How To Make Politicians, Business Leaders, And The Rest Of Us Dream Green Again

Ray Robinson, CEO of Saint John Energy. Image: Lise Hansen, Huddle.

Most New Brunswickers – politicians, business leaders, the general public (and me, I admit it) – are still preoccupied with oil and gas projects and public policies that favour those developments when we’re supposed to be turning our attention toward renewable energy sources and meeting climate change goals.

Premier Blaine Higgs has certainly made shale gas development and reviving Energy East his energy-related priorities judging by his public comments and actions in the months since he took office.
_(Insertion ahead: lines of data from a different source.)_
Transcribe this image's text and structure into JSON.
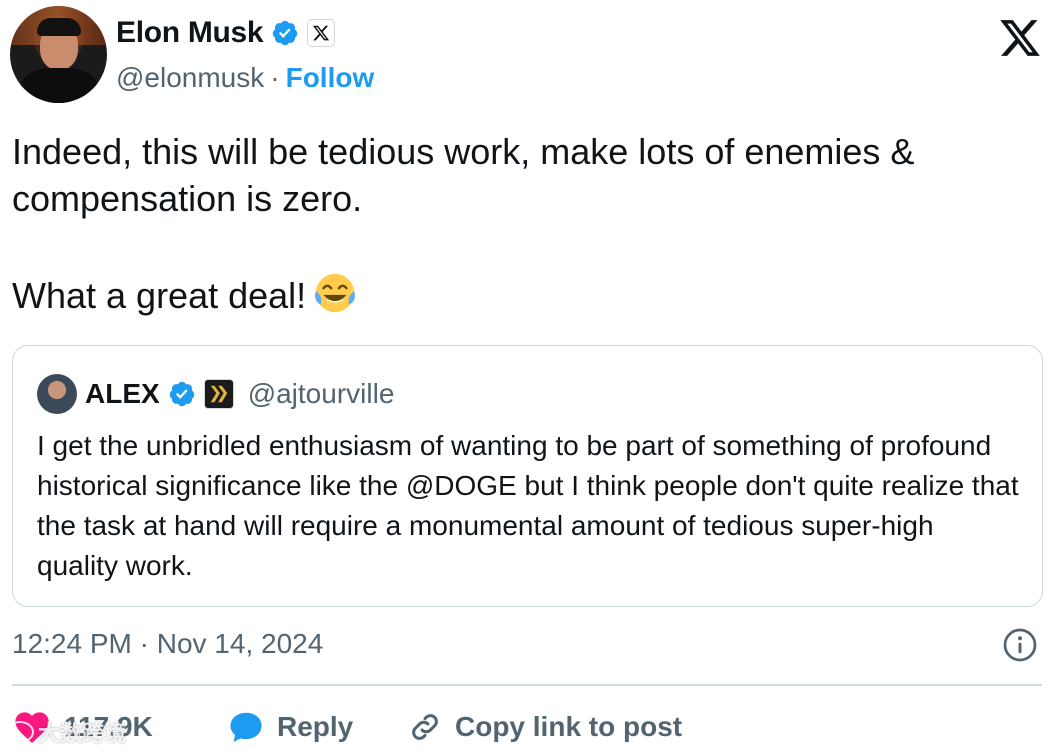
{
  "author": {
    "name": "Elon Musk",
    "handle": "@elonmusk",
    "separator": "·",
    "follow_label": "Follow"
  },
  "tweet": {
    "line1": "Indeed, this will be tedious work, make lots of enemies &",
    "line2": "compensation is zero.",
    "line3": "What a great deal!",
    "emoji": "face-with-tears-of-joy"
  },
  "quote": {
    "name": "ALEX",
    "handle": "@ajtourville",
    "text": "I get the unbridled enthusiasm of wanting to be part of something of profound historical significance like the @DOGE but I think people don't quite realize that the task at hand will require a monumental amount of tedious super-high quality work."
  },
  "meta": {
    "timestamp": "12:24 PM · Nov 14, 2024"
  },
  "actions": {
    "likes": "117.9K",
    "reply_label": "Reply",
    "copy_label": "Copy link to post"
  },
  "watermark": {
    "text": "大数跨境"
  },
  "colors": {
    "accent": "#1d9bf0",
    "like": "#f91880",
    "secondary_text": "#536471",
    "border": "#cfd9de"
  }
}
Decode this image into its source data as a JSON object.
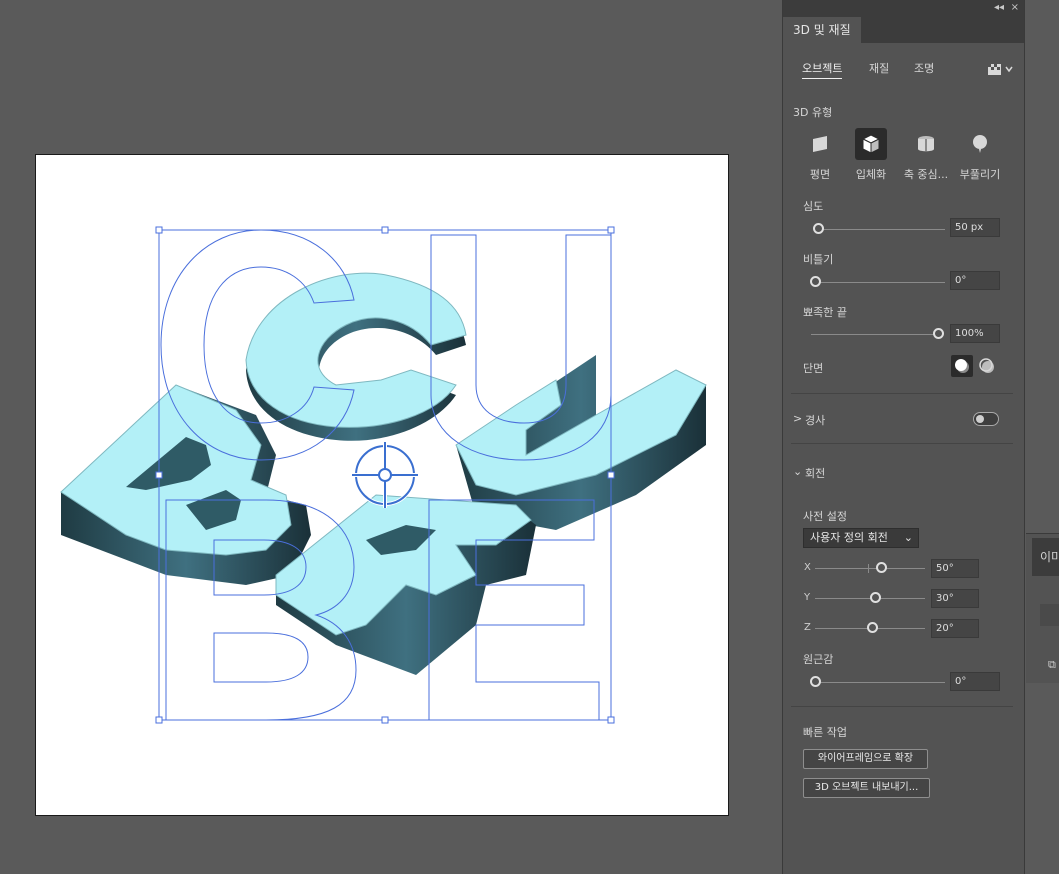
{
  "panel": {
    "title": "3D 및 재질",
    "collapse_icon": "double-chevron-left",
    "close_icon": "×",
    "tabs": [
      "오브젝트",
      "재질",
      "조명"
    ],
    "type_section": {
      "heading": "3D 유형",
      "types": [
        {
          "label": "평면",
          "icon": "plane-icon",
          "active": false
        },
        {
          "label": "입체화",
          "icon": "extrude-icon",
          "active": true
        },
        {
          "label": "축 중심...",
          "icon": "revolve-icon",
          "active": false
        },
        {
          "label": "부풀리기",
          "icon": "inflate-icon",
          "active": false
        }
      ]
    },
    "depth": {
      "label": "심도",
      "value": "50 px",
      "fraction": 0.0
    },
    "twist": {
      "label": "비틀기",
      "value": "0°",
      "fraction": 0.0
    },
    "taper": {
      "label": "뾰족한 끝",
      "value": "100%",
      "fraction": 1.0
    },
    "cap": {
      "label": "단면"
    },
    "bevel": {
      "label": "경사",
      "expander": ">",
      "enabled": false
    },
    "rotation": {
      "label": "회전",
      "expander": "v",
      "preset_label": "사전 설정",
      "preset_value": "사용자 정의 회전",
      "axes": [
        {
          "axis": "X",
          "value": "50°",
          "fraction": 0.64
        },
        {
          "axis": "Y",
          "value": "30°",
          "fraction": 0.58
        },
        {
          "axis": "Z",
          "value": "20°",
          "fraction": 0.56
        }
      ],
      "perspective": {
        "label": "원근감",
        "value": "0°",
        "fraction": 0.0
      }
    },
    "quick_actions": {
      "label": "빠른 작업",
      "buttons": [
        "와이어프레임으로 확장",
        "3D 오브젝트 내보내기..."
      ]
    }
  },
  "second_panel": {
    "tab_label": "이미"
  },
  "colors": {
    "face": "#b3f0f7",
    "side": "#2f5b66",
    "outline": "#4a6fdc",
    "canvas": "#5a5a5a",
    "panel": "#535353"
  },
  "artwork": {
    "letters": [
      "C",
      "U",
      "B",
      "E"
    ],
    "anchor_icon": "rotation-target-icon"
  }
}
He’s filed a court challenge to the federal government climate change plans and pressured Ottawa to delay implementation of the new carbon tax to be collected beginning in April.

The public seems broadly supportive of Higgs’ efforts to revive Energy East and his fight against the carbon tax. There is opposition to shale gas development, but apart from committed environmentalists it seems mostly rooted in a “not-in-my-backyard” mentality because people aren’t voicing opposition to fracked gas being imported from other places to fuel homes, businesses and public buildings in the province.

Then there is Irving Oil, the province’s largest and most influential private-sector energy company. The enthusiasm around the company’s idea to power a second refinery with tidal power seems like such a long time ago now. That bold initiative died not long after the refinery project itself was shelved nearly a decade ago.

The most recent mega-project involving Irving Oil – the proposed Energy East pipeline – would have made the province even more economically reliant on the continued growth of the fossil fuel industry. Politicians and business leaders were consumed by the project for years, and are again to a lesser extent now that Higgs has put it back on the agenda.

In this environment, it’s difficult to get politicians, business leaders and ordinary citizens engaged in sustained public discussions around the exploration of renewable energy initiatives.

There are renewable energy companies like NexGen and Stash Energy that are leaders in their fields, but because they’re relatively small they don’t command public attention on a regular basis.

NB Power is a natural leader on renewables and climate change issues with its emphasis on energy efficiency programs, a network of charging stations for electric cars and efforts to introduce smart meters to the electrical grid system.

The public utility also has wind farms supplying the electricity grid and recently partnered with Siemens and Nova Scotia Power to research and test in real-time how the grid of the future can optimize the integration of renewables.

But discussions about those initiatives are unfortunately often overshadowed by the rather heated and persistent debates about the public utility’s massive debt and rising electricity rates for consumers.

Saint John Energy deserves a place in this conversation about renewables and doesn’t have a massive debt and rising rates to sideline conversation about its efforts to develop green energy programs and policies, and introduce renewables into the grid.

A few weeks ago, the city-owned utility announced that it was seeking bids from developers to build, own and operate a wind farm in the Spruce Lake Industrial Park on the city’s west side.

The initial plan calls for a $30-million investment to construct five to 10 turbines that will generate between 20 to 40 megawatts of energy. More than 40 companies have already inquired about submitting a bid for the project that could ultimately supply as much as 20 per cent of the power to the grid that feeds homes and businesses in the city.

In a recent conversation Ray Robinson, CEO of Saint John Energy, said the project makes economic and environmental sense.

“Wind is the lowest-cost new energy source in Canada,” said Robinson. “We’re increasing renewables in the province, we’re reducing greenhouse gas emissions in the province, and we’re driving millions of savings to the bottom line.”

It’s very early days for this project and Robinson says they’ll only proceed once they’ve done more detailed costing projections to make sure it makes economic sense for the ratepayer and the utility.

But it’s a great example of how to advance the conversation so it captures the attention of community leaders and the general public. They need to be convinced that green projects like this make economic sense and can be scaled to have a larger impact provincewide.

Until then, political and community leaders will keep pushing for projects like Energy East and shale gas development. Higgs spent 30 years with Irving Oil and is a political pragmatist. He still sees a path for these mega projects that he believes will have significant impacts on the province’s economy and believes it’s worth pressing ahead for the government revenue and economic growth they represent.

And who knows, maybe we can get Higgs and Irving Oil dreaming green again. The idea of powering a refinery with tidal power seemed fanciful at the time, and even more so perhaps after a decade when even ambitious yet conventional projects like Energy East got shelved.

But Exxon is doing something like this in Texas. Last fall, the oil giant announced it would use cost-competitive renewable energy to produce oil in the Permian Basin, the fastest growing U.S. oil field. Exxon signed an agreement to buy 500 megawatts of wind and solar power, the largest ever renewable power contract signed by an oil company.

If it can happen in Texas, maybe something like it can happen here too.

Mark Leger is the editor Huddle.

Huddle publishes commentaries from groups and individuals on important business issues facing the Maritimes. These commentaries do not necessarily reflect the opinion of Huddle. To submit a commentary for consideration, contact editor Mark Leger: [email protected]